How National Health Services Compare across UK Countries
Vegetables That Boost Your Immune System
Eight Holiday Do's and Don'ts

Knowing When Not to Massage

As innocuous as massage may seem, there are still times when you should refrain from giving one because it may adversely affect a health condition of the person who receives it. Contraindication is the medical term for these conditions. "Contra" means against, as in contrary, and indications are things that tell you what to do one way or the other. Therefore, contraindications are things that are telling you not to do something.

The list of contraindications for massage may be longer than you expect, and it includes some conditions that at first glance don't seem like massage would affect at all. Take a look:

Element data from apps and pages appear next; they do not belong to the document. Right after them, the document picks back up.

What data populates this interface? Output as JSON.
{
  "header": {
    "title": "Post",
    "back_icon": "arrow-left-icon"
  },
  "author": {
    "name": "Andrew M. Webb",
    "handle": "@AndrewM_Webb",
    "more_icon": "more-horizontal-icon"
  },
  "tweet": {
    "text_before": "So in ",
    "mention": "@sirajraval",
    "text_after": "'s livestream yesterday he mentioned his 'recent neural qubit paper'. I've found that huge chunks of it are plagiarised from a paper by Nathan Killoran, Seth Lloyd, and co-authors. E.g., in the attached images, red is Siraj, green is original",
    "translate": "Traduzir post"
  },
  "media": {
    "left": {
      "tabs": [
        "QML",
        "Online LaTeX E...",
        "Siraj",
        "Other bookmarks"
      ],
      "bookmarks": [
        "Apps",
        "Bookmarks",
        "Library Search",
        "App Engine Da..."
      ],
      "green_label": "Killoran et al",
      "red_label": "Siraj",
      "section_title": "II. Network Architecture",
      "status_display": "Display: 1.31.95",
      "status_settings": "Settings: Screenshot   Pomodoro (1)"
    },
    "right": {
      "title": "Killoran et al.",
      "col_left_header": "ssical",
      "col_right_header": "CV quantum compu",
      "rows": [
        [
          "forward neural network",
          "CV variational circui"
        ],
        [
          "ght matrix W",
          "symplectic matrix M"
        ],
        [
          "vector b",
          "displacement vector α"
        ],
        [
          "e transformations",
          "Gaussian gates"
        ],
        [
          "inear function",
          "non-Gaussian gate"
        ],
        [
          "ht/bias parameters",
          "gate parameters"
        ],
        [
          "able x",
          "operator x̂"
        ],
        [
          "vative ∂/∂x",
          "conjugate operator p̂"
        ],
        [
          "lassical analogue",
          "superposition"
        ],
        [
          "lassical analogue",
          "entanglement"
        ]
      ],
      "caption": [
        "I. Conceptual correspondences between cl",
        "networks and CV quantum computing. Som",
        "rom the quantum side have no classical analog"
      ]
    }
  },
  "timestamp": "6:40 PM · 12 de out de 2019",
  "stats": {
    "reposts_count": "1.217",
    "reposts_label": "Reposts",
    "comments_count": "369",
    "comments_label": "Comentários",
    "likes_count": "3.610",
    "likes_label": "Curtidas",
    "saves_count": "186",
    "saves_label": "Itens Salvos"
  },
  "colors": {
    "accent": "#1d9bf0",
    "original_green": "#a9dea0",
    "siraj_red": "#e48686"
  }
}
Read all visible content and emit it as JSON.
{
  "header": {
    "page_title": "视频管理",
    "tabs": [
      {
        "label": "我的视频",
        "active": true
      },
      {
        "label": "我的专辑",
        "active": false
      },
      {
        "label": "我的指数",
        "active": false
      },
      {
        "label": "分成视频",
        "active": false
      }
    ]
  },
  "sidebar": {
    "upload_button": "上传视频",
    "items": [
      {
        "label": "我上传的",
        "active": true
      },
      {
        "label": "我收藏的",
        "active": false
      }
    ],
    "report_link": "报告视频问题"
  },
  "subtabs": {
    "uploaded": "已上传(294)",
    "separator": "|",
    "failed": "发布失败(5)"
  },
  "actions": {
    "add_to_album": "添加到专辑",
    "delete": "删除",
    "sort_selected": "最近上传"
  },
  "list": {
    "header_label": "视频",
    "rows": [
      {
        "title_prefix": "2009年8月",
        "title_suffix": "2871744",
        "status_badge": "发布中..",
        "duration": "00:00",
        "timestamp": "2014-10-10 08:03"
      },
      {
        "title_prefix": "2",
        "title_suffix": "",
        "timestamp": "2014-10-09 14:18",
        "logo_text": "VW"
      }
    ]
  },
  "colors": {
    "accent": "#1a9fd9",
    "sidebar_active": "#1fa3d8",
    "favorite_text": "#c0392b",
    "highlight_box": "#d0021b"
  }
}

  • Fever: When you have a fever, your body is trying to isolate and expel an invader of some kind. Massage increases overall circulation and could therefore work against your body's natural defenses.
  • Inflammation: Massage can further irritate an area of inflammation, so you should not administer it. Inflamed conditions include anything that ends in –itis, such as phlebitis (inflammation of a vein), dermatitis (inflammation of the skin), arthritis (inflammation of the joints), and so on. In the case of localized problems, you can still massage around them, however, avoiding the inflammation itself.
  • High blood pressure: High blood pressure means excessive pressure against blood vessel walls. Massage affects the blood vessels, and so people with high blood pressure or a heart condition should receive light, sedating massages, if at all.
  • Infectious diseases: Massage is not a good idea for someone coming down with the flu or diphtheria, for example, and to make matters worse, you expose yourself to the virus as well.
  • Hernia: Hernias are protrusions of part of an organ (such as the intestines) through a muscular wall. It's not a good idea to try to push these organs back inside. Surgery works better.
  • Osteoporosis: Elderly people with a severe stoop to the shoulders often have this condition, in which bones become porous, brittle, and fragile. Massage may be too intense for this condition.
  • Varicose veins: Massage directly over varicose veins can worsen the problem. However, if you apply a very light massage next to the problem, always in a direction toward the heart, it can be very beneficial.
  • Broken bones: Stay away from an area of mending bones. A little light massage to the surrounding areas, though, can improve circulation and be quite helpful.
  • Skin problems: You should avoid anything that looks like it shouldn't be there, such as rashes, wounds, bruises, burns, boils, and blisters, for example. Usually these problems are local, so you can still massage in other areas.
  • Cancer: Cancer can spread through the lymphatic system, and because massage increases lymphatic circulation, it may potentially spread the disease as well. Simple, caring touch is fine, but massage strokes that stimulate circulation are not. Always check with a doctor first.
  • Other conditions and diseases: Diabetes, asthma, and other serious conditions each has its own precautions, and you should seek a doctor's opinion before administering massage.
  • HIV infection: Some people still think of AIDS as something that can be "caught" through simple skin-to-skin contact, but most of us know that's not the case. If there is no exchange of bodily fluids (blood, semen, vaginal fluids, or mother's milk), HIV can't be transmitted during massage. So, HIV infection is not contraindicated for this reason. However, some of the infections that people suffering from the later stages of AIDS experience are contraindicated, and you should avoid those infections. Loving, soothing contact is extremely important for people at any stage of infection, but in the case of any visible rashes, sores, lesions, or swelling, massage is best left to a professional. If you have any cuts or scrapes or scratches on your hands, it's an especially good idea to wear thin surgical gloves while massaging an HIV-infected person with any signs of open lesions.

Just a minute here! All this makes it sound like you practically have to get a medical checkup and a nod from the doctor before giving someone a massage, doesn't it? Well, in many cases, that's exactly what it means. Always err on the side of caution when you're considering giving a massage to a person with any health concerns. Check it out with his or her physician first.

The first and foremost rule here is, "Do no harm." If you're not sure about a particular condition, don't give the massage.

  • Add a Comment
  • Print
  • Share
blog comments powered by Disqus
Ten Immune-Boosting Spices and Herbs
Powerful Protein Sources That Can Make You Healthy (and Thin!)
Who Are the Key Players in Natural Body Detoxification?
Eight Exotic Superfoods to Boost Your Immune System
Six Supplements for Better Health and to Boost Immunity
Advertisement

Inside Dummies.com